Prayers were said for the Jewish and Muslim people, "for unity and cooperation among all Christians" and for the health of Pope John Paul II yesterday evening at Baltimore's Roman Catholic Basilica of the Assumption.
Cardinal William H. Keeler presided at the interfaith worship to which about 1,000 government and religious leaders had been invited.
The service included remarks by representatives of non-Catholic faiths and a response from the newly elevated cardinal one day after his return to his archdiocese from Rome.
He was elevated to the College of Cardinals along with 29 other churchmen from many parts of the world.
"For the Holy Father, Pope John Paul, that God may give him health and strength, we pray to the Lord," the congregation recited.
The worshipers also prayed for "the Jewish people, the first to hear the word of God, that they may continue to grow in his love and in faithfulness to his covenant," and "for our Muslim brothers and sisters, and for all who believe in God, that they may be witnesses of God's love in the world."
Music for the service was provided by the Sounding Brass group and by an archdiocesan choir under the direction of Chapman Gonzales. The organist was Paul Binko of St. Mary's Church in Govans.
At 3 p.m. Sunday, Cardinal Keeler and retired Baltimore Archbishop William D. Borders will be among the concelebrants of a festive Mass at the Cathedral of Mary Our Queen. Ten representatives of each of the 162 parishes and chapels in the archdiocese have been invited. Admission is by ticket.
Cardinal Keeler will preach. It will be his first opportunity to address a cross-section of Catholics of the archdiocese since assuming his new rank of cardinal.
Music for the Mass will be from a variety of cultures and will include Latin, Spanish and African-American examples. The 74-voice Cathedral Choir and a brass ensemble will be under the direction of Robert Twynham.
A procession of auxiliary bishops and priests of the archdiocese will precede Archbishop Borders and Cardinal Keeler into the cathedral for the beginning of the Mass. The processional hymn will be "All Creatures of our God and King."
The Mass will conclude with the recessional hymn, "All People that on Earth Do Dwell."
& Information: 547-5379.
The Baltimore Zionist District's highest annual award for furtherance of social justice, given in memory of the late U.S. Supreme Court Justice Louis D. Brandeis, will be presented Sunday to two Middle East leaders, an Arab and a Jew.
The recipients are Fayez Tarawneh, Jordanian ambassador to the United States, and Itamar Rabinovich, the Israeli ambassador. Their selection for this honor recognizes "the peace and cooperation that characterized the recent accords between Israel and Jordan," a Zionist spokesman said.
The double award was the idea of W. James Schiller, a former president of the Zionist Organization of America and a past president of the Baltimore district, who was present at the

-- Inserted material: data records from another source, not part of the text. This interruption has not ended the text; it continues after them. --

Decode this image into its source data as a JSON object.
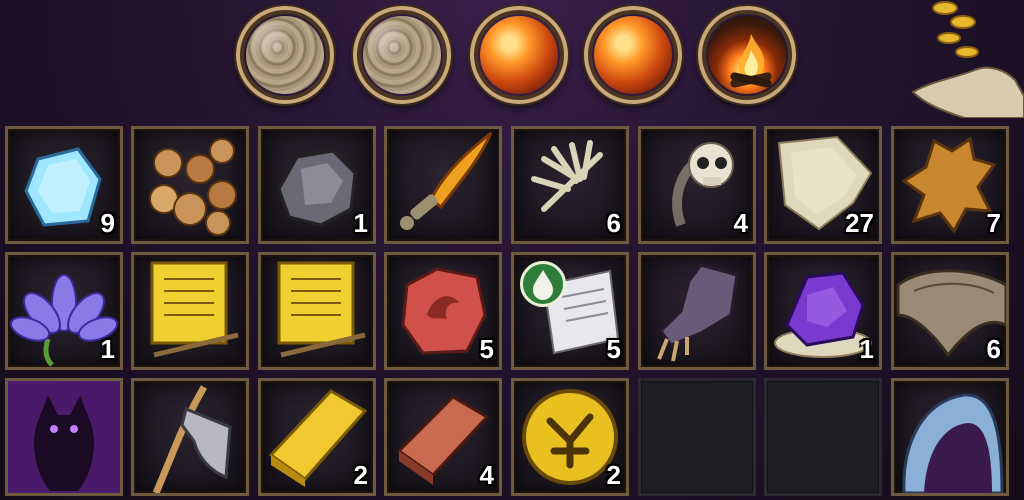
{
  "top_bar": {
    "orbs": [
      {
        "icon": "stone-orb-icon",
        "kind": "stone"
      },
      {
        "icon": "stone-orb-icon",
        "kind": "stone"
      },
      {
        "icon": "fire-orb-icon",
        "kind": "fire"
      },
      {
        "icon": "fire-orb-icon",
        "kind": "fire"
      },
      {
        "icon": "campfire-icon",
        "kind": "campfire"
      }
    ],
    "corner_icon": "coin-hand-icon"
  },
  "inventory": {
    "rows": [
      [
        {
          "item": "ice-crystal",
          "qty": "9"
        },
        {
          "item": "copper-coins",
          "qty": ""
        },
        {
          "item": "iron-ore",
          "qty": "1"
        },
        {
          "item": "fire-fang",
          "qty": ""
        },
        {
          "item": "skeleton-hand",
          "qty": "6"
        },
        {
          "item": "ghost-skull",
          "qty": "4"
        },
        {
          "item": "linen-cloth",
          "qty": "27"
        },
        {
          "item": "animal-hide",
          "qty": "7"
        }
      ],
      [
        {
          "item": "blue-lotus",
          "qty": "1"
        },
        {
          "item": "gold-scroll",
          "qty": ""
        },
        {
          "item": "gold-scroll",
          "qty": ""
        },
        {
          "item": "red-rune-stone",
          "qty": "5"
        },
        {
          "item": "water-recipe",
          "qty": "5"
        },
        {
          "item": "iron-gauntlet",
          "qty": ""
        },
        {
          "item": "amethyst-ore",
          "qty": "1"
        },
        {
          "item": "leather-scrap",
          "qty": "6"
        }
      ],
      [
        {
          "item": "shadow-demon",
          "qty": ""
        },
        {
          "item": "stone-axe",
          "qty": ""
        },
        {
          "item": "gold-ingot",
          "qty": "2"
        },
        {
          "item": "copper-ingot",
          "qty": "4"
        },
        {
          "item": "gold-rune-coin",
          "qty": "2"
        },
        {
          "item": "empty",
          "qty": ""
        },
        {
          "item": "empty",
          "qty": ""
        },
        {
          "item": "blue-hood",
          "qty": ""
        }
      ]
    ]
  },
  "colors": {
    "slot_border": "#6e5a3e",
    "orb_ring": "#c9a87a",
    "background": "#23142e",
    "qty_text": "#ffffff"
  }
}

signing of the accords at the Israel-Jordan border.
"I was so impressed with the epic significance and emotional impact of the occasion that I wanted the people of Baltimore to share in this momentous event," Mr. Schiller said.
The presentation will be made during a reception and dinner beginning at 6 p.m. Sunday at the Hyatt Regency Baltimore.

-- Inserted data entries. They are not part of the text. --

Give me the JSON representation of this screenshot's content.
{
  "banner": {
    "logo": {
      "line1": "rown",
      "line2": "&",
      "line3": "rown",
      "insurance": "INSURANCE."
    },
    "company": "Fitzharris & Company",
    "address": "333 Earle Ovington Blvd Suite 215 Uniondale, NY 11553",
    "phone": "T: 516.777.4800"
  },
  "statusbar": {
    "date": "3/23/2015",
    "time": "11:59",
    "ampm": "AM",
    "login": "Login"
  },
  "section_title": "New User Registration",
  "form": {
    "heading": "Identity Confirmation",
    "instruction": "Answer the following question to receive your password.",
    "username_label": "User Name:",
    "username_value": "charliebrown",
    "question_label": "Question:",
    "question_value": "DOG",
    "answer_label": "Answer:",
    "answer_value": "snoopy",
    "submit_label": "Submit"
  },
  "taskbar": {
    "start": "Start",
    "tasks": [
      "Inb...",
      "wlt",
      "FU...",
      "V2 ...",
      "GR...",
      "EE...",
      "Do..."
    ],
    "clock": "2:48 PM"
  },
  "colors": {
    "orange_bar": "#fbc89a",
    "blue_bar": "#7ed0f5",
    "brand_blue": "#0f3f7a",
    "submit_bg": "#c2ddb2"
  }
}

& Information: 602-1200.
Dorothy Kazel, Jean Donovan, Maura Clarke and Ita Ford, the four Roman Catholic missionary women killed in El Salvador in 1980, will be remembered at 7:30 p.m. today in a memorial Mass offered by Baltimore Auxiliary Bishop P. Francis Murphy at Corpus Christi Church, Mount Royal and Lafayette avenues.
The public is invited. Information: 385-0893.
Baptist and Methodist clergy will join in a dramatic presentation at 6 p.m. Sunday at City Temple of Baltimore, Eutaw Place and Dolphin Street, celebrating the 25th anniversary of the temple and of the 25 years of ministry there by the Rev. Grady A. Yeargin Jr.
& Information: 462-4800.